CHEF BENJAMIN PAUL ING Canadian chef Benjamin Paul Ing pulled a culinary coup this January as he took over as head chef at Noma. And he did it in under two years of employment, at only 30 years of age. He’s in charge of the Noma popup in Sydney until it closes in April, but the work doesn’t end there. Because Noma, arguably the most influential restaurant in a world, is in a state of flux. As we know it, the Copenhagen hotspot has closed its doors, only to reopen sometime next year as an urban farm with a new menu. And Ing, who has worked at famed restaurants like New York City’s Cafe Boulud and Eleven Madison Park, will be at the helm of carving the brand’s new identity. Ing’s appointment comes as the restaurant’s for mer head chef, Daniel Giusti, moved to the United States with his new venture, Brigaid, which aims to revolutionise school lunches by placing chefs in schools. (From top) Marrow with pickled vegetables at Noma; chef Benjamin Paul Ing. RESTAURATEUR NAMITA PANJABI (Clockwise from top left) Namita Panjabi; venison samosa at Chutney Mary; crab cake at Amaya.

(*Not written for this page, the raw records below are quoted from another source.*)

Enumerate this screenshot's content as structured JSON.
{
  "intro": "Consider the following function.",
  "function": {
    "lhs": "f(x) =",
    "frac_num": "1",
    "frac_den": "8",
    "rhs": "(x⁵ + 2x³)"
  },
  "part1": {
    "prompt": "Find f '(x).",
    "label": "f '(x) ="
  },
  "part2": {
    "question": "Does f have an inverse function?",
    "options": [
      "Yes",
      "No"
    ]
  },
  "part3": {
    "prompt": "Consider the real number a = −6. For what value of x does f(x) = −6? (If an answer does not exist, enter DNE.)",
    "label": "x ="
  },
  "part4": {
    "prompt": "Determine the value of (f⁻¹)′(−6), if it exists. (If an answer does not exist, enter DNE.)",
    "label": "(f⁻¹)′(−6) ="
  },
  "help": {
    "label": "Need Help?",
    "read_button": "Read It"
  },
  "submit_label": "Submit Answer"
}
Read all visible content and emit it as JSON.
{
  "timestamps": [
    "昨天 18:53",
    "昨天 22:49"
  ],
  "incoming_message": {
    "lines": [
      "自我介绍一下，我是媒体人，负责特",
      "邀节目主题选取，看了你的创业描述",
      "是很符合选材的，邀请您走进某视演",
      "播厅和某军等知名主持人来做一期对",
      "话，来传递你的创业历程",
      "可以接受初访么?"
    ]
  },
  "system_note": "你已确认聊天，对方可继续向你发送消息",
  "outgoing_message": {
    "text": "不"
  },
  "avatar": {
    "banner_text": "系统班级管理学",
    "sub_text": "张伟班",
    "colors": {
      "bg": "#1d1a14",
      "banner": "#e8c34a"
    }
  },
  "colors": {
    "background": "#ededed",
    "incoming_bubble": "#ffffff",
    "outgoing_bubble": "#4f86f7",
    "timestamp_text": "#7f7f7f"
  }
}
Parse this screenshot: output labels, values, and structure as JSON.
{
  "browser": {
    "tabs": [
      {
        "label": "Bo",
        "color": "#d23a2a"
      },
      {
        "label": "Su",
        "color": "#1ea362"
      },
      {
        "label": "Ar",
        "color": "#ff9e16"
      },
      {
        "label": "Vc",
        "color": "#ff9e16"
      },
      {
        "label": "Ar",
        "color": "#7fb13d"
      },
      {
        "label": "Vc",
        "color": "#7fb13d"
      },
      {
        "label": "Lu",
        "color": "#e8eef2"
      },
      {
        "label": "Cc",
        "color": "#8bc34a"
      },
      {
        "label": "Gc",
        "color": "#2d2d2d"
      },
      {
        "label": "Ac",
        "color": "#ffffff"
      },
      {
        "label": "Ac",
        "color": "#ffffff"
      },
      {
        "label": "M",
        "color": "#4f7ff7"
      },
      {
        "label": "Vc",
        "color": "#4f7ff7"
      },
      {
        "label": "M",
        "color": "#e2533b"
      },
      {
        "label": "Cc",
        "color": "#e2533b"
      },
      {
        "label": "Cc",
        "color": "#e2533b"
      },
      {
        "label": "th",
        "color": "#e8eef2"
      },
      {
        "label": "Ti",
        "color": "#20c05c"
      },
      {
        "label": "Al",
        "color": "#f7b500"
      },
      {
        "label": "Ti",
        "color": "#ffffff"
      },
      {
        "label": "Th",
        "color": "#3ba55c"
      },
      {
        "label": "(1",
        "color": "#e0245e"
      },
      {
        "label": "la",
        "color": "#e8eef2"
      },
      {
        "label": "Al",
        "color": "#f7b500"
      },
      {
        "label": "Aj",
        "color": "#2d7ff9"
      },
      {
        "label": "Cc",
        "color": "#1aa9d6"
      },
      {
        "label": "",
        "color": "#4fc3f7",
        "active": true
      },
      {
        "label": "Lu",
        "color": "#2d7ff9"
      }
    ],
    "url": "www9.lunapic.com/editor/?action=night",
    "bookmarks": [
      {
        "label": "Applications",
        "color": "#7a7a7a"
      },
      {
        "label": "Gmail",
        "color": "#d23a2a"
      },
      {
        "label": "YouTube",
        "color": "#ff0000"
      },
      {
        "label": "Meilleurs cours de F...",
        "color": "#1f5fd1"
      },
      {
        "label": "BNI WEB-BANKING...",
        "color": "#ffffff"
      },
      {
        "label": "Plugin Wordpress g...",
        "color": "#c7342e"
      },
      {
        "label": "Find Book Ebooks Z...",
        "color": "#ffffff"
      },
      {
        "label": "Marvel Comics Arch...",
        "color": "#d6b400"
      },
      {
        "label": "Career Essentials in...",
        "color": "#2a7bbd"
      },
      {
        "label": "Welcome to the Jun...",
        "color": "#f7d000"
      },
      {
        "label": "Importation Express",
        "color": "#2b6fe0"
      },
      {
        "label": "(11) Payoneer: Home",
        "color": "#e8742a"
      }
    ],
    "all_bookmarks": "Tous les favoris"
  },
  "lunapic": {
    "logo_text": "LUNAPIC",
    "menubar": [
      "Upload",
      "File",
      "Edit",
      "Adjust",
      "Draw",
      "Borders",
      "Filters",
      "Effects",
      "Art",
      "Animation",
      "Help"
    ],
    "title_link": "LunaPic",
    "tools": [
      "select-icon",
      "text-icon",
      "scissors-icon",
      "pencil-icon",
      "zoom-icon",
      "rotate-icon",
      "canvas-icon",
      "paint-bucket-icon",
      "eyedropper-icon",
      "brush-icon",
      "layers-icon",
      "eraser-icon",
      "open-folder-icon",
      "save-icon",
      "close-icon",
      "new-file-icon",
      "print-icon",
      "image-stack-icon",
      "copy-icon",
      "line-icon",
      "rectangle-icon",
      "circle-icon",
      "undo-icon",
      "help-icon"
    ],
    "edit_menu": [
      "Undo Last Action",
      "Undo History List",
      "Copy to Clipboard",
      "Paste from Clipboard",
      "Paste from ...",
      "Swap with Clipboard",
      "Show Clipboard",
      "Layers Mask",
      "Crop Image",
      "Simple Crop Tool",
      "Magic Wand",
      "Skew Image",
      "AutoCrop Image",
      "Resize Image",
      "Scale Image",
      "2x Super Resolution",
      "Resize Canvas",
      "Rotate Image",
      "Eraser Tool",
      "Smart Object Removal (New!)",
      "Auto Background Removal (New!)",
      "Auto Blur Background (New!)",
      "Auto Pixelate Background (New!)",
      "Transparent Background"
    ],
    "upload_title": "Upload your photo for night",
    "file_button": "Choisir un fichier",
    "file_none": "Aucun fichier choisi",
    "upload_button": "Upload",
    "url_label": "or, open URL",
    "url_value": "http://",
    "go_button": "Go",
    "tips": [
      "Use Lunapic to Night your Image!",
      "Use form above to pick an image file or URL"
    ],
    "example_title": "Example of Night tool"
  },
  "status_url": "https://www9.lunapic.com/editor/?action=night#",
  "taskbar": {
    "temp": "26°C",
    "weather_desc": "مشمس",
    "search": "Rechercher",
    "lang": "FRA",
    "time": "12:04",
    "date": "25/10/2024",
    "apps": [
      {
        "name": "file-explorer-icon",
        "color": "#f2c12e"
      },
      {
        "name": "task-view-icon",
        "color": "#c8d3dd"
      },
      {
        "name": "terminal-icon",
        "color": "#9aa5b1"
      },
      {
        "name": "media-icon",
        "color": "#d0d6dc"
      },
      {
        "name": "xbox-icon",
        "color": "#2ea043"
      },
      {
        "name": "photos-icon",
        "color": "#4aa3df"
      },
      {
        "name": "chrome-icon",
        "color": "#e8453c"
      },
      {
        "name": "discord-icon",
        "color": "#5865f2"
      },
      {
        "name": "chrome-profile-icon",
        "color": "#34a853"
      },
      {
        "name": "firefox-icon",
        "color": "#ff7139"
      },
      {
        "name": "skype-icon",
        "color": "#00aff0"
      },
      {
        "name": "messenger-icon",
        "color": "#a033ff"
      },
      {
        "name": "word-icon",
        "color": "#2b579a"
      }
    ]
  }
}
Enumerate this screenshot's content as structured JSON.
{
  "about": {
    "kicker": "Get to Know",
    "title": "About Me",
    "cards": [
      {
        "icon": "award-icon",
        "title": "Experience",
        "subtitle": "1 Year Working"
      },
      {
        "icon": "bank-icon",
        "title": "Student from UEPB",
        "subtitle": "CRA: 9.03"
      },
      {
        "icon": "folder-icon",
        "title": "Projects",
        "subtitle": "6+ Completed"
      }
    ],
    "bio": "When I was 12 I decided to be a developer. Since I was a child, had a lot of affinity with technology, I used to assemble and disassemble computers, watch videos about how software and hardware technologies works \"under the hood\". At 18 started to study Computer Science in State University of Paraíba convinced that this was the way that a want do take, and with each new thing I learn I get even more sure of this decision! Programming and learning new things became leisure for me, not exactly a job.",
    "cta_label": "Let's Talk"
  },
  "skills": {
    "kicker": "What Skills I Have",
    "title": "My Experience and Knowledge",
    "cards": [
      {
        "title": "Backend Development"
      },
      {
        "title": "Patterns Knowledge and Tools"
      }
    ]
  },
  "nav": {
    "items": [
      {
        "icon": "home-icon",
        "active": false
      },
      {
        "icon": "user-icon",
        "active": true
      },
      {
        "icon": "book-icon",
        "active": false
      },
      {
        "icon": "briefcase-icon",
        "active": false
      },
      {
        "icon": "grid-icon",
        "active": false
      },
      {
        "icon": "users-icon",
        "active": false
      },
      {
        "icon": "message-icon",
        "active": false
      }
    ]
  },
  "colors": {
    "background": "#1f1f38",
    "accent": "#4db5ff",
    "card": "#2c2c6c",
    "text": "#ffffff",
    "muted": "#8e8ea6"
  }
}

London-based restaurateur Namita Panjabi has mastered the art of culinary time travel—she not only manages one of the world’s oldest Indian restaurants, Veeraswamy, but also the city’s hottest new one, Chutney Mary, which opened last year. By switching between identities, and creating new ones, Panjabi has changed the perception of Indian cuisine. “No two days are the same. You have to wear many different hats in one day when the restaurants have such distinct personalities and markets,” says Panjabi, who runs MW Eats—the umbrella company—with her husband and sister. Under its aegis: Masala Zone, a chain of Indian street food and thalis; Amaya, a Michelin-starred modern-Indian restaurant that focuses on traditional grills; Veeraswamy, which they bought about 16 years ago and celebrates its 90th anniversary in 2016; and Chutney Mary, which first opened in 1990 but then moved to an elegant spot on St James’s Street. “This is a heady mix of creativity and business. It’s about pushing frontiers and the celebration of all things Indian, whether its design, hospitality, or food,” says Panjabi, who has had careers as a merchant banker, and as a merchandiser in Mumbai for a buying company that worked with luxury stores like Harrods and Bloomingdales. She moved to London after she met her husband, and entered the food industry at her sister’s suggestion. Now, she oversees décor and food across the brands. “At Amaya, we have Babu Xavier paintings, Agra sandstone, and Indian rosewood. At Masala Zone, we brought artists like warli painters from Jangarh to paint on the walls,” she says. The seven Masala Zones, which started 15 years ago, now feed half a million people every day with thalis and chaat—they’ve made them cool. IMAGES COURTESY CYCLONEBILL/FLICKR; MIKKEL HERIBA; MW EATS; BBVA THE ROCA BROTHERS (Fropm left) The World, with five bites representing five different countries; Jordi, Joan, and Josep Roca. They toppled Noma from the top of the World’s 50 Best Restaurants List for El Celler de Can Roca, created the Food Innovation Centre in Girona, Spain, and were appointed UN Goodwill Ambassadors in January—if there were ever any doubts that the Roca brothers are culinary gamechangers, 2015 dispelled them all. Even as their restaurant celebrates its 30th anniversary this year, the brothers Joan, Jordi, and Josep show no signs of slowing down. And their focus isoninnovation—taketheir2014worldgastronomic tour, in which the entire team closed the restaurant temporarily to travel to four countries (adocumentary ontheirtrip,CookingupaTribute,producedbyBBVA, premiered at the 2015 Berlin Film Festival). n 193